- What exactly are "noun compounds"?
- Is it possible to use any words to construct a noun compound?
- How we can distinguish between a noun compound and an adjective compound?
I think you mean compound nouns.
What are compound nouns?
A compound noun is a noun formed from two or more words. Sometimes they form a whole new word, for example, toothpaste (tooth+paste). Sometimes they are hyphenated, for example, dry-cleaning. Other compound nouns, such as Hot Dog are sometimes written as two separate words but are still a compound noun.
Is it possible to use any words to construct a noun compound?
Yes and no. Accepted, widely used compound words are usually in the dictionary in their own right. You can't just make new words and expect them to enter the dictionary. However, new compound words are formed all the time. For example, in 2019 the word "peoplekind" was added to some dictionaries.
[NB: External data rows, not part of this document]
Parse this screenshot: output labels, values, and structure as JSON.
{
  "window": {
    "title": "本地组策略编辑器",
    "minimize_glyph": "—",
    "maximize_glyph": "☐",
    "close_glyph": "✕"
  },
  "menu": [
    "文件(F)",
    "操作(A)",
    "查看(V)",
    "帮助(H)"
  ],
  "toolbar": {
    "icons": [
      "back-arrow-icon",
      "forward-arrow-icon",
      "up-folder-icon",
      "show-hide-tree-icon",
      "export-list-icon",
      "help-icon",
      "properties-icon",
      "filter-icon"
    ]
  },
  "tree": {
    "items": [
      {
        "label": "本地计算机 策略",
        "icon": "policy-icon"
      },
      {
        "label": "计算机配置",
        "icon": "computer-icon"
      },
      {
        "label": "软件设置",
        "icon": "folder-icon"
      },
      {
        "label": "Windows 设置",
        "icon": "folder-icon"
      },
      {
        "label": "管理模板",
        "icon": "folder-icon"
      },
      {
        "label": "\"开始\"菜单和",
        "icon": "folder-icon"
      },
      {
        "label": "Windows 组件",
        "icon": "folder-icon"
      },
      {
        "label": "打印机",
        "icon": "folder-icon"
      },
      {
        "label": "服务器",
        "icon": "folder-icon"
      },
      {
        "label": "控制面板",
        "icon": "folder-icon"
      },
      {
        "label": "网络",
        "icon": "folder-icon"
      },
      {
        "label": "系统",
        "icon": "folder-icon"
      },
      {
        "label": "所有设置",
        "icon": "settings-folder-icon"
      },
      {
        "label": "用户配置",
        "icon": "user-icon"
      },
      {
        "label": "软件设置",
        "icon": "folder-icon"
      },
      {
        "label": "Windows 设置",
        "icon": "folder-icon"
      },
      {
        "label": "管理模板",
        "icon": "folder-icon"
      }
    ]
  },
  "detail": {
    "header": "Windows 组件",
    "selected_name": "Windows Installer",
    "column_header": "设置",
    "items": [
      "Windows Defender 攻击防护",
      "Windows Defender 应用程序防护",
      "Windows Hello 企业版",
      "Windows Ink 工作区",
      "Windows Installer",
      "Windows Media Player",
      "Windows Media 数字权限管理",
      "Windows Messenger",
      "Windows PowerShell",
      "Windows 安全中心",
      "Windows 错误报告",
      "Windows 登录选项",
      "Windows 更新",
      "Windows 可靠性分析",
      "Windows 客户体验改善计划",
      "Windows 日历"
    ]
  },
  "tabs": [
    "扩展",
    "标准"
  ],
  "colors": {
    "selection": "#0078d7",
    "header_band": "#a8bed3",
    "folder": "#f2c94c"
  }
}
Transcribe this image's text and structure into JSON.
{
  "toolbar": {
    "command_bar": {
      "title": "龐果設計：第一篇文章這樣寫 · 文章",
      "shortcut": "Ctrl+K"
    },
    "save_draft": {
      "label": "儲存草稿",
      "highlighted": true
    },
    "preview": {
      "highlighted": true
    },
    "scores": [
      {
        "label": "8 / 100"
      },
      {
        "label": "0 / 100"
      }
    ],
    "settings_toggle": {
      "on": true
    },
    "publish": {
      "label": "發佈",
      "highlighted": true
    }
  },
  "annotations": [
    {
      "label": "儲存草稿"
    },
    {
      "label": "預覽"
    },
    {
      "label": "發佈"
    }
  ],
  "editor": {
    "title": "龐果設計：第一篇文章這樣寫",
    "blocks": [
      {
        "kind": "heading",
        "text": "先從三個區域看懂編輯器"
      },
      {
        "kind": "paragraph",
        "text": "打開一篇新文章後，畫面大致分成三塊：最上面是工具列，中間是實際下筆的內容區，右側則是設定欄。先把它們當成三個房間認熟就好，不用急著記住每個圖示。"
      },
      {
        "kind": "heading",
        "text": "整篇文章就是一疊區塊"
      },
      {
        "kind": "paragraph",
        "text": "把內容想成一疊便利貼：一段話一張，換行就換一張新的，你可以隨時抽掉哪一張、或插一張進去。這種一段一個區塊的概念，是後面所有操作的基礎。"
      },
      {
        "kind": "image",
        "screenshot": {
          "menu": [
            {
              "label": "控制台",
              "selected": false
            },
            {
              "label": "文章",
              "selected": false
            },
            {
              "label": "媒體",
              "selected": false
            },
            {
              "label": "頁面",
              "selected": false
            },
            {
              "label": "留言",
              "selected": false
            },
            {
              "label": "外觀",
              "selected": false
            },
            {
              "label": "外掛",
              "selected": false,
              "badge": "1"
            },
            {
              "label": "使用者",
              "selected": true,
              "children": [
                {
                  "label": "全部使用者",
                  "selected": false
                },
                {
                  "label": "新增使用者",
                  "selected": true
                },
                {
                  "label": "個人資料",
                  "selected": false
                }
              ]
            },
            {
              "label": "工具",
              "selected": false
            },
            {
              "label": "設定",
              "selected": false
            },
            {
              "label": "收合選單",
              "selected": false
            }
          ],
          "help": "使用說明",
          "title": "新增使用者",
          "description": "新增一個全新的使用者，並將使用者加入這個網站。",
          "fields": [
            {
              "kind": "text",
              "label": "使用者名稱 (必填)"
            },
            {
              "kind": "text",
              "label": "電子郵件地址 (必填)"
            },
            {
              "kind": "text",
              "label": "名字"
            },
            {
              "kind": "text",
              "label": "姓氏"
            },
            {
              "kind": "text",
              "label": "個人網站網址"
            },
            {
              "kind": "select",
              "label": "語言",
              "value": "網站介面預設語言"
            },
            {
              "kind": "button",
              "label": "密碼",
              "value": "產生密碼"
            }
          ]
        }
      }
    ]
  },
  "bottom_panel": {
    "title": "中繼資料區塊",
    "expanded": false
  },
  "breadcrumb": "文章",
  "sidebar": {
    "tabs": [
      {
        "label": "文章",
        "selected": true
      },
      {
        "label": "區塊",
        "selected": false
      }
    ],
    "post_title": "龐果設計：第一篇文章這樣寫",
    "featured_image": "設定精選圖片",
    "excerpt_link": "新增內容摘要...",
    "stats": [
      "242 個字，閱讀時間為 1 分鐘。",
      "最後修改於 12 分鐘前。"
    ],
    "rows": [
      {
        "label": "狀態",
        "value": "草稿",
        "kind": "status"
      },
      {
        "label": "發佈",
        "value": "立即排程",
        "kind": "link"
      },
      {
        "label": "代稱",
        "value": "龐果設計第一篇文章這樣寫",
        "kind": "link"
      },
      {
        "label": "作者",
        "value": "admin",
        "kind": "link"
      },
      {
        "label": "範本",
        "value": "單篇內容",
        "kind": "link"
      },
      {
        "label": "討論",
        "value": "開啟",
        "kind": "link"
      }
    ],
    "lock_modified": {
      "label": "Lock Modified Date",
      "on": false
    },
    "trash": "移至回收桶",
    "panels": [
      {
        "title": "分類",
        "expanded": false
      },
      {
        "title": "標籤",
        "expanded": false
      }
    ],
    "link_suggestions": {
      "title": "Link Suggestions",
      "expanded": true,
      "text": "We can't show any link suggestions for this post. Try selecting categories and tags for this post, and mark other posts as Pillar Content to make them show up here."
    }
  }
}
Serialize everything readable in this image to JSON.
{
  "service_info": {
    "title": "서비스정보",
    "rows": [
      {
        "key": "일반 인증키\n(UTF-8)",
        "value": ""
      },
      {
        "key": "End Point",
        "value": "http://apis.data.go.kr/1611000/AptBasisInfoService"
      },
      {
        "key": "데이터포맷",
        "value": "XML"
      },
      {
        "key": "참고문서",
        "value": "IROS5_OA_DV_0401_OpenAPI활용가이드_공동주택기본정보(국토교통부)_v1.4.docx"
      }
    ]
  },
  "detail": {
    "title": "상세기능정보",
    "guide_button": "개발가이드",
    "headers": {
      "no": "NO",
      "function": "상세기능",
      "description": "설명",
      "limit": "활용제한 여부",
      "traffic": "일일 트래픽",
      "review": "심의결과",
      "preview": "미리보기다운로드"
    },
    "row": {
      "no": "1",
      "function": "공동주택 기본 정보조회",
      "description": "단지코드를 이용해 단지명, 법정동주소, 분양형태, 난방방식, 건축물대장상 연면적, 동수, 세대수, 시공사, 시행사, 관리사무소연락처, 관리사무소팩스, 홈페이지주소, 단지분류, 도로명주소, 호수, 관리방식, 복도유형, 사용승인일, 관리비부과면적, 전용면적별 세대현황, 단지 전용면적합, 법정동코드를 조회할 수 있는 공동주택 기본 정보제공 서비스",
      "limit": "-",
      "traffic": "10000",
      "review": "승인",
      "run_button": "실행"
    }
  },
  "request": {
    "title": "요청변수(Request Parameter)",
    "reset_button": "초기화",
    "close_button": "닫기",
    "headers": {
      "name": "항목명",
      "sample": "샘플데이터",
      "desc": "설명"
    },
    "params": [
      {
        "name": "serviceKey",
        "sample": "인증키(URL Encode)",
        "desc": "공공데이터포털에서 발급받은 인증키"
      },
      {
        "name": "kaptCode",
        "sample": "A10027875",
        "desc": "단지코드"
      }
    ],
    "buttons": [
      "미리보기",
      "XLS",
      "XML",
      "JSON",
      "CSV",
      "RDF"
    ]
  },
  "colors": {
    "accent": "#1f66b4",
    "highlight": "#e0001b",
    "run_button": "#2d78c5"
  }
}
Also, it is quite common for English speakers to form a compound noun which is easily understood, yet does not need to make its way into the dictionary. For example, if you described someone as a "garage-dweller", it would convey the idea that the person spends a lot of their time in a garage.
How we can distinguish between a noun compound and an adjective compound?
It would be no different from distinguishing between any regular noun and adjective. The noun in a sentence is normally the subject or the object. Use a dictionary to look up words you don't know, and it will tell you if they are a noun or an adjective.
According to EnglishClub.com, a noun compound, better known as a compound noun is a noun made of two words:
- noun + noun (football)
- adjective + noun (blackboard)
- verb + noun (playground)
- preposition + noun (underground)
- noun + adjective (mouthful)
- noun + verb (sunset)
- verb + preposition (sign-in)
There are three forms for compound nouns:
- open or spaced - space between words (tennis shoe)
- hyphenated - hyphen between words (six-pack)
- closed or solid - no space or hyphen between words (bedroom)
According to Grammar Monster, a compound adjective is a single adjective made up of more than one word. The words in a compound adjective are usually grouped together using hyphens to show it is a single adjective.
Example of a compound adjective: cross-country competition. In this case, "cross-country" is a compound adjective that modifies the noun "competition." A compound adjective can be made of different words, which may or may not be adjectives themselves, for example in a 12-page document, "12-page" is a compound adjective, but neither "12" nor "page" alone are adjectives.
How can you distinguish between compound nouns and compound adjectives?
You can judge this from the context of the sentence in which they appear. A compound noun is always a noun, which can act as an object or subject. A compound is an adjective only when it modifies a noun.